By Abbie D’Errico
It doesn’t really matter the city in Europe you are living in, Rome, Florence, Prague, Barcelona, etc., there tends to be a bit of a difference between the locals and the newbies. Sometimes it’s simply a map in hand, other times that’s the least of the difference. Now I’m not just talking about the khaki pants and running shoe American that is often stereotyped. Yes, that outfit does make an appearance but no, we do not all dress like the love child Ralph Lauren and New Balance.
He’s actually from Germany
When you’re moving to a city as a study abroad student or traveling around as a tourist, you’re new, plain and simple. You don’t know the hot spots, best dishes to eat or what shoes are trending at that time but if you make the most of your trip regardless of it’s length, 4 days or 4 months, you will. You may find yourself making a transition from Americana to European and clinging to the saying “when in Rome do as the Romans”!
I am surely fond of my red vans and rainbow sandals (yes, I’m from southern California) but every once in a while it’s nice to feel like a local, especially when you know the city like the back of your hand. I studied in Rome, Italy for a year and struggled a lot to find the balance between being proud of my American style and this urge to look like an Italian. I just can’t stand when travel and fashion blogs post photos of American brand clothes and tell you to “leave them at home!” Don’t leave your favorite jacket because it doesn’t look European. Instead, keep an open mind about assimilating to this new culture you’re diving into and find a balance for yourself.
You’ll often hear people say, “I just don’t get how they know I’m American.” Sometimes it’s the north face jacket, Jansport backpack, Greek letters or baseball hat that gave that one away. Other times it’s this sixth sense that locals have for picking out an American even when every item of clothing was purchased from a local store in Prague. Don’t stress though. The same thing happens to Europeans. Many people are clinging to this pseudo-American style, particularly the younger generation in Europe, but it’s not often a challenge to tell that they are French orItalian.
Here are a few things you will likely see while abroad:
Puffy black jackets
Neutral colors, usually black
Hogan sneakers/sneaker wedges
Collared shirts under sweaters
Fitted or skinny jeans
Ladies – Don’t try to be like the European women who wear stilettos and pumps on the cobblestone. It’s an art form that they have mastered. Save yourself and stick with your wedges and flats!
Guys –If you’re nervous about the style, try easing into it and tossing on a scarf of your fav soccer team, at least you can say you gave it a try!
Hanging out in the Vatican Museum – Rome Italy
Like I mentioned before, dressing like a European isn’t everything.
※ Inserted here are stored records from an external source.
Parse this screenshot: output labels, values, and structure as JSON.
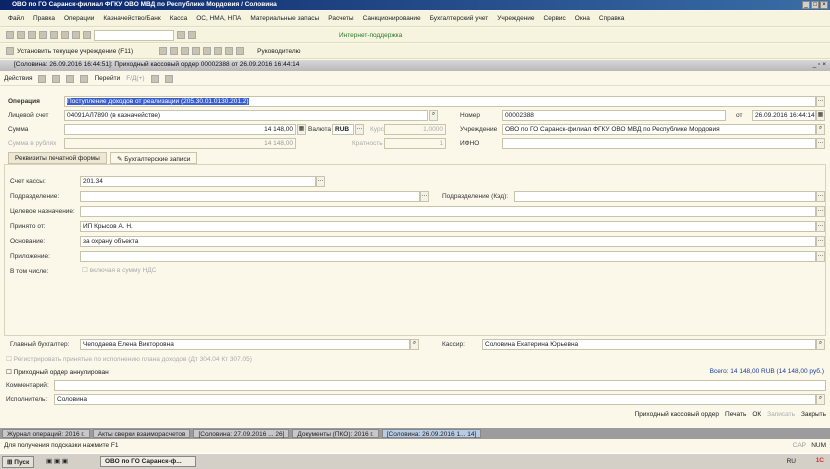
{
  "window": {
    "title": "ОВО по ГО Саранск-филиал ФГКУ ОВО МВД по Республике Мордовия / Соловина"
  },
  "menu": [
    "Файл",
    "Правка",
    "Операции",
    "Казначейство/Банк",
    "Касса",
    "ОС, НМА, НПА",
    "Материальные запасы",
    "Расчеты",
    "Санкционирование",
    "Бухгалтерский учет",
    "Учреждение",
    "Сервис",
    "Окна",
    "Справка"
  ],
  "toolbar": {
    "set_institution": "Установить текущее учреждение (F11)",
    "support": "Интернет-поддержка",
    "manager": "Руководителю"
  },
  "document": {
    "title": "[Соловина: 26.09.2016 16:44:51]: Приходный кассовый ордер 00002388 от 26.09.2016 16:44:14",
    "actions": "Действия",
    "go": "Перейти",
    "fmt": "F/Д(+)"
  },
  "form": {
    "operation_label": "Операция",
    "operation": "Поступление доходов от реализации (205.30.01.0130.201.2)",
    "account_label": "Лицевой счет",
    "account": "04091АЛ7890 (в казначействе)",
    "sum_label": "Сумма",
    "sum": "14 148,00",
    "currency_label": "Валюта",
    "currency": "RUB",
    "rate_label": "Курс",
    "rate": "1,0000",
    "sum_rub_label": "Сумма в рублях",
    "sum_rub": "14 148,00",
    "multiplicity_label": "Кратность",
    "multiplicity": "1",
    "number_label": "Номер",
    "number": "00002388",
    "date_from": "от",
    "date": "26.09.2016 16:44:14",
    "institution_label": "Учреждение",
    "institution": "ОВО по ГО Саранск-филиал ФГКУ ОВО МВД по Республике Мордовия",
    "ifno_label": "ИФНО",
    "ifno": ""
  },
  "tabs": [
    "Реквизиты печатной формы",
    "Бухгалтерские записи"
  ],
  "print": {
    "cash_account_label": "Счет кассы:",
    "cash_account": "201.34",
    "subdivision_label": "Подразделение:",
    "subdivision_kbd_label": "Подразделение (Кэд):",
    "purpose_label": "Целевое назначение:",
    "received_from_label": "Принято от:",
    "received_from": "ИП Крысов А. Н.",
    "basis_label": "Основание:",
    "basis": "за охрану объекта",
    "attachment_label": "Приложение:",
    "including_label": "В том числе:",
    "vat_checkbox": "включая в сумму НДС"
  },
  "signers": {
    "chief_label": "Главный бухгалтер:",
    "chief": "Чеподаева Елена Викторовна",
    "cashier_label": "Кассир:",
    "cashier": "Соловина Екатерина Юрьевна"
  },
  "bottom": {
    "check_text": "Регистрировать принятые по исполнению плана доходов (Дт 304.04 Кт 307.05)",
    "annulled": "Приходный ордер аннулирован",
    "total": "Всего: 14 148,00 RUB (14 148,00 руб.)",
    "comment_label": "Комментарий:",
    "comment": "",
    "executor_label": "Исполнитель:",
    "executor": "Соловина"
  },
  "buttons": {
    "pko": "Приходный кассовый ордер",
    "print": "Печать",
    "ok": "ОК",
    "write": "Записать",
    "close": "Закрыть"
  },
  "open_windows": [
    "Журнал операций: 2016 г.",
    "Акты сверки взаиморасчетов",
    "[Соловина: 27.09.2016 ... 26]",
    "Документы (ПКО): 2016 г.",
    "[Соловина: 26.09.2016 1... 14]"
  ],
  "status": {
    "hint": "Для получения подсказки нажмите F1",
    "cap": "CAP",
    "num": "NUM"
  },
  "taskbar": {
    "start": "Пуск",
    "app": "ОВО по ГО Саранск-ф...",
    "lang": "RU"
  }
}
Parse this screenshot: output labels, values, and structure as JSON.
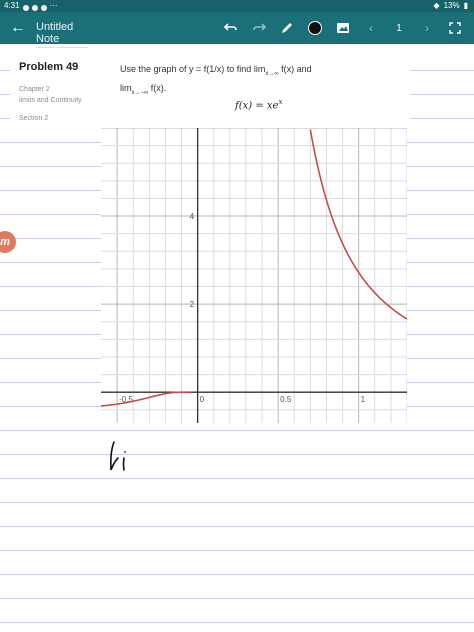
{
  "status_bar": {
    "time": "4:31",
    "battery": "13%"
  },
  "app_bar": {
    "title": "Untitled Note",
    "page_number": "1",
    "icons": [
      "back-arrow-icon",
      "undo-icon",
      "redo-icon",
      "pen-icon",
      "color-swatch",
      "image-icon",
      "prev-page-icon",
      "next-page-icon",
      "expand-icon"
    ],
    "colors": {
      "bar": "#1a6f78",
      "status": "#17626a",
      "ink": "#111111"
    }
  },
  "problem": {
    "title": "Problem 49",
    "chapter": "Chapter 2",
    "topic": "limits and Continuity",
    "section": "Section 2",
    "question_line1": "Use the graph of y = f(1/x) to find lim",
    "sub1": "x→∞",
    "mid1": "f(x) and",
    "question_line2": "lim",
    "sub2": "x→−∞",
    "end2": "f(x).",
    "formula": "f(x) = xe",
    "formula_sup": "x"
  },
  "chart_data": {
    "type": "line",
    "title": "",
    "xlabel": "",
    "ylabel": "",
    "xlim": [
      -0.6,
      1.3
    ],
    "ylim": [
      -0.7,
      6.0
    ],
    "grid": true,
    "x_ticks": [
      -0.5,
      0,
      0.5,
      1
    ],
    "x_tick_labels": [
      "-0.5",
      "0",
      "0.5",
      "1"
    ],
    "y_ticks": [
      2,
      4
    ],
    "y_tick_labels": [
      "2",
      "4"
    ],
    "series": [
      {
        "color": "#c0504d",
        "function": "(1/x)·e^(1/x)",
        "x": [
          -0.6,
          -0.5,
          -0.4,
          -0.3,
          -0.2,
          -0.1,
          -0.05,
          0.705,
          0.8,
          0.9,
          1.0,
          1.1,
          1.2,
          1.3
        ],
        "y": [
          -0.31,
          -0.27,
          -0.21,
          -0.12,
          -0.03,
          -0.0005,
          0.0,
          5.86,
          4.36,
          3.4,
          2.72,
          2.26,
          1.92,
          1.67
        ]
      }
    ]
  },
  "badge": {
    "letter": "m"
  },
  "handwriting": {
    "text": "li"
  }
}
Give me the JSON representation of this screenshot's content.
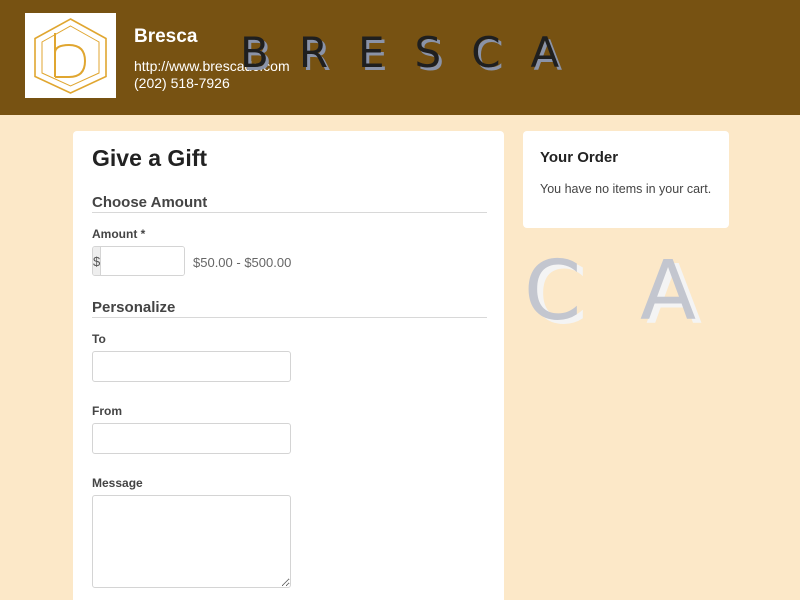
{
  "header": {
    "brand_name": "Bresca",
    "url": "http://www.brescadc.com",
    "phone": "(202) 518-7926",
    "wordmark": "BRESCA",
    "logo_icon": "bresca-b-hexagon-logo",
    "background_color": "#775212"
  },
  "decoration": {
    "letter_c": "C",
    "letter_a": "A"
  },
  "form": {
    "title": "Give a Gift",
    "amount_section": {
      "heading": "Choose Amount",
      "amount_label": "Amount *",
      "currency_prefix": "$",
      "amount_value": "",
      "range_text": "$50.00 - $500.00"
    },
    "personalize_section": {
      "heading": "Personalize",
      "to_label": "To",
      "to_value": "",
      "from_label": "From",
      "from_value": "",
      "message_label": "Message",
      "message_value": ""
    }
  },
  "order": {
    "title": "Your Order",
    "empty_text": "You have no items in your cart."
  },
  "colors": {
    "page_background": "#fce8c8",
    "header_background": "#775212",
    "logo_gold": "#e0a630"
  }
}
You will have the best experience abroad if you try to assimilate to the culture, so become a LOCAL. I mean this in every way possible. Learn the city, learn the language, befriend locals, shop at the small stores near your house, introduce yourself to your neighbors, go out to the locals’ pubs, ask restaurant waiters their favorite dish or for the regional delicacy and order it. So boar never sounded appealing but it’s one of the most sought after dishes in the Toscana region, give it a whirl, you never know what will surprise you. Plus, if you’re ever out with new Italian friends and order it (in Italian maybe?! Hint: Cinghiale), you’ll look like a pro!
THINGS TO KEEP IN MIND:
There is this wonderful thing about many places and people in Europe, they take in expats as their own. There are also some that just don’t like tourists, it happens. But if you truly try to speak the language and are always a cheery face in your local spots, more than likely you’ll feel right at home and the people will treat you the same, even if you’re sporting a north face jacket with uggs.
Be prepared for the possibility of your style making a dramatic shift and bask in the pride that arises when you return home and your fam and college bestie say, “Wow, you look so European!” Also prepare yourself for the exact opposite. You may like your American style better and that’s quite all right. Do what works best for you and have no shame when rocking those red vans! We all travel for different reasons and from that we have different experiences.
Go conquer the world one plate of goulash and puffy jacket at a time!